Via Maya van Rossumon

Apr 24, 2014

Imagine a beautiful day out on a boat enjoying the sun and the beauty of the river. Suddenly shots ring out.

Shot fragments and bits of lead, steel, and other metals are raining down all around you. How can it be that you are in this beautiful public place on a scenic recreational river, and yet be at risk for a face full of shot fragments?

What if you had brought your family, your children?

You turn to look where the shots are coming from, and you see a curtain of fabric. The shots are coming from behind (and over and through) the curtain. Hidden behind that curtain is a live pigeon shoot, and the shooters are aiming their guns toward the river you are boating on.

How can this be allowed to happen?
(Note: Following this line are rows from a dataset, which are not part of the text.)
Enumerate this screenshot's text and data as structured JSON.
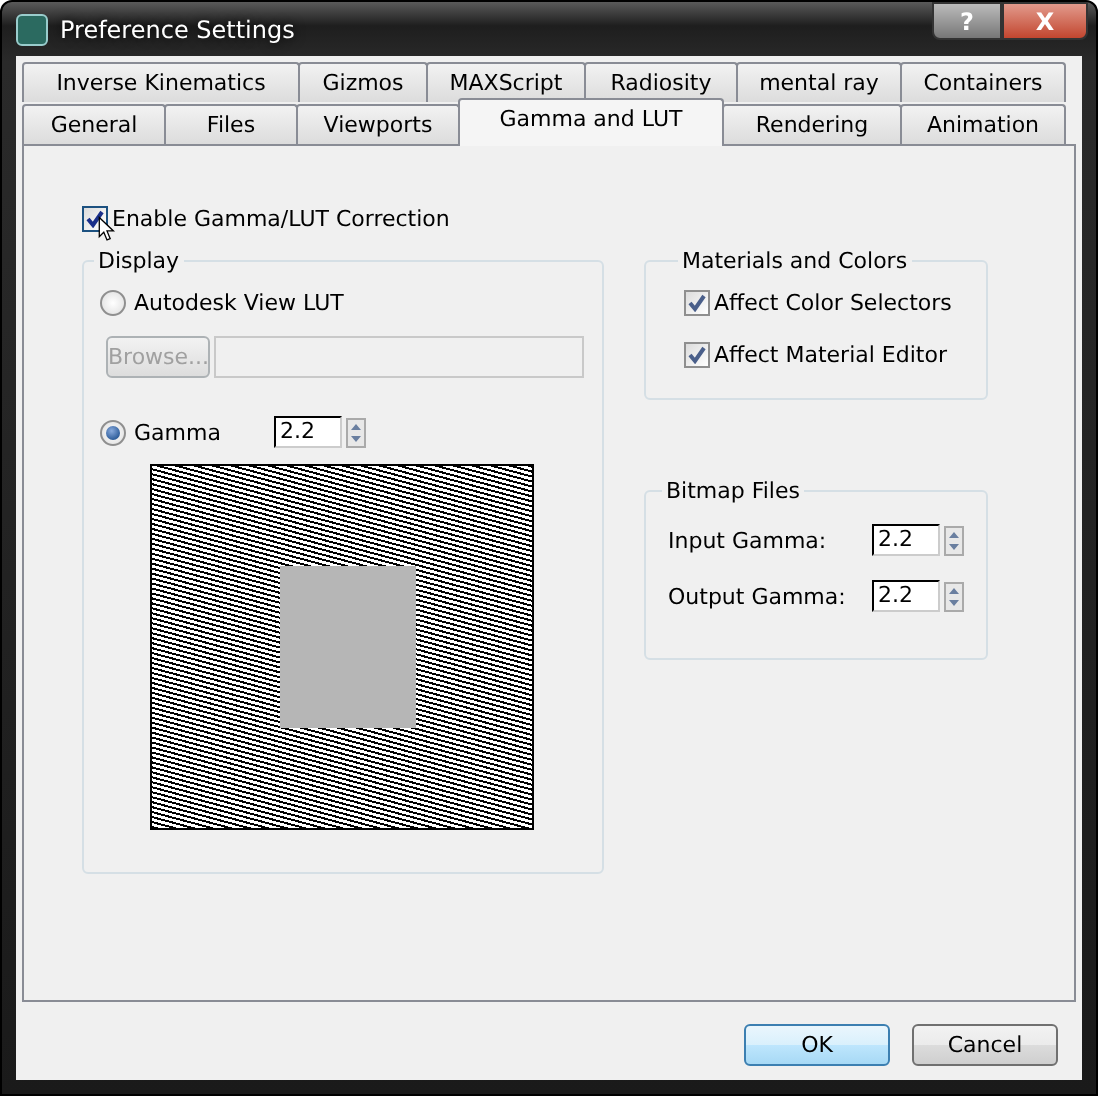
{
  "window": {
    "title": "Preference Settings",
    "help_button": "?",
    "close_button": "X"
  },
  "tab_rows": [
    {
      "tabs": [
        {
          "label": "Inverse Kinematics",
          "selected": false
        },
        {
          "label": "Gizmos",
          "selected": false
        },
        {
          "label": "MAXScript",
          "selected": false
        },
        {
          "label": "Radiosity",
          "selected": false
        },
        {
          "label": "mental ray",
          "selected": false
        },
        {
          "label": "Containers",
          "selected": false
        }
      ]
    },
    {
      "tabs": [
        {
          "label": "General",
          "selected": false
        },
        {
          "label": "Files",
          "selected": false
        },
        {
          "label": "Viewports",
          "selected": false
        },
        {
          "label": "Gamma and LUT",
          "selected": true
        },
        {
          "label": "Rendering",
          "selected": false
        },
        {
          "label": "Animation",
          "selected": false
        }
      ]
    }
  ],
  "enable_correction": {
    "label": "Enable Gamma/LUT Correction",
    "checked": true
  },
  "display": {
    "title": "Display",
    "options": [
      {
        "kind": "lut",
        "label": "Autodesk View LUT",
        "selected": false,
        "browse_button": "Browse...",
        "browse_disabled": true
      },
      {
        "kind": "gamma",
        "label": "Gamma",
        "selected": true,
        "value": "2.2"
      }
    ]
  },
  "materials_and_colors": {
    "title": "Materials and Colors",
    "items": [
      {
        "label": "Affect Color Selectors",
        "checked": true
      },
      {
        "label": "Affect Material Editor",
        "checked": true
      }
    ]
  },
  "bitmap_files": {
    "title": "Bitmap Files",
    "fields": [
      {
        "label": "Input Gamma:",
        "value": "2.2"
      },
      {
        "label": "Output Gamma:",
        "value": "2.2"
      }
    ]
  },
  "buttons": [
    {
      "label": "OK",
      "default": true
    },
    {
      "label": "Cancel",
      "default": false
    }
  ]
}
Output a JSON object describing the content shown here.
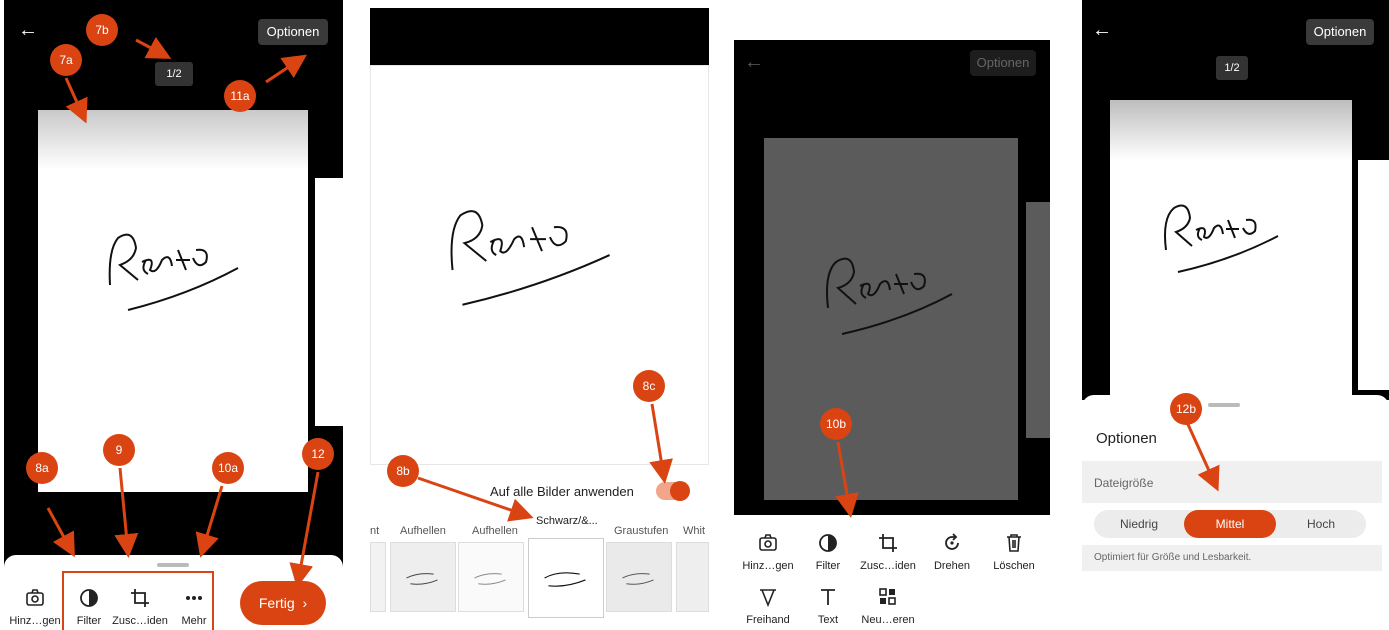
{
  "colors": {
    "accent": "#d94412",
    "bar_bg": "#3a3a3a",
    "page_bg": "#000000"
  },
  "panel1": {
    "options_label": "Optionen",
    "page_indicator": "1/2",
    "handwriting": "Recto",
    "badges": {
      "b7a": "7a",
      "b7b": "7b",
      "b11a": "11a",
      "b8a": "8a",
      "b9": "9",
      "b10a": "10a",
      "b12": "12"
    },
    "toolbar": {
      "add_label": "Hinz…gen",
      "filter_label": "Filter",
      "crop_label": "Zusc…iden",
      "more_label": "Mehr",
      "done_label": "Fertig"
    }
  },
  "panel2": {
    "handwriting": "Recto",
    "apply_all_label": "Auf alle Bilder anwenden",
    "apply_all_on": true,
    "badges": {
      "b8b": "8b",
      "b8c": "8c"
    },
    "filters": [
      {
        "label": "nt"
      },
      {
        "label": "Aufhellen"
      },
      {
        "label": "Aufhellen"
      },
      {
        "label": "Schwarz/&..."
      },
      {
        "label": "Graustufen"
      },
      {
        "label": "Whit"
      }
    ],
    "selected_filter_index": 3
  },
  "panel3": {
    "options_label": "Optionen",
    "handwriting": "Recto",
    "badges": {
      "b10b": "10b"
    },
    "tools_row1": [
      {
        "label": "Hinz…gen",
        "icon": "camera-add-icon"
      },
      {
        "label": "Filter",
        "icon": "filter-icon"
      },
      {
        "label": "Zusc…iden",
        "icon": "crop-icon"
      },
      {
        "label": "Drehen",
        "icon": "rotate-icon"
      },
      {
        "label": "Löschen",
        "icon": "trash-icon"
      }
    ],
    "tools_row2": [
      {
        "label": "Freihand",
        "icon": "freehand-icon"
      },
      {
        "label": "Text",
        "icon": "text-icon"
      },
      {
        "label": "Neu…eren",
        "icon": "reorder-icon"
      }
    ]
  },
  "panel4": {
    "options_label": "Optionen",
    "page_indicator": "1/2",
    "handwriting": "Recto",
    "badges": {
      "b12b": "12b"
    },
    "sheet": {
      "title": "Optionen",
      "section_label": "Dateigröße",
      "options": [
        "Niedrig",
        "Mittel",
        "Hoch"
      ],
      "selected_index": 1,
      "hint": "Optimiert für Größe und Lesbarkeit."
    }
  }
}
If a gun club shot at targets in the air above a park where parents took their kids to play, would anyone doubt that the shooting would be stopped as inherently unsafe? If a gun club shot into the air above a bike path, would anyone doubt that there was a major safety risk? What about allowing a gun club to shoot into the air above a highway used by convertible cars with their tops down? Motorists would be exposed to shot that can cause eye injuries and cut faces, necks and hands.
So why is the Philadelphia Gun Club, located in Bensalem, PA, allowed to shoot out over a motorized travel route, a public water trail, and a recreational area at the very time these areas are used by an unsuspecting public?

Read the rest of this great piece here.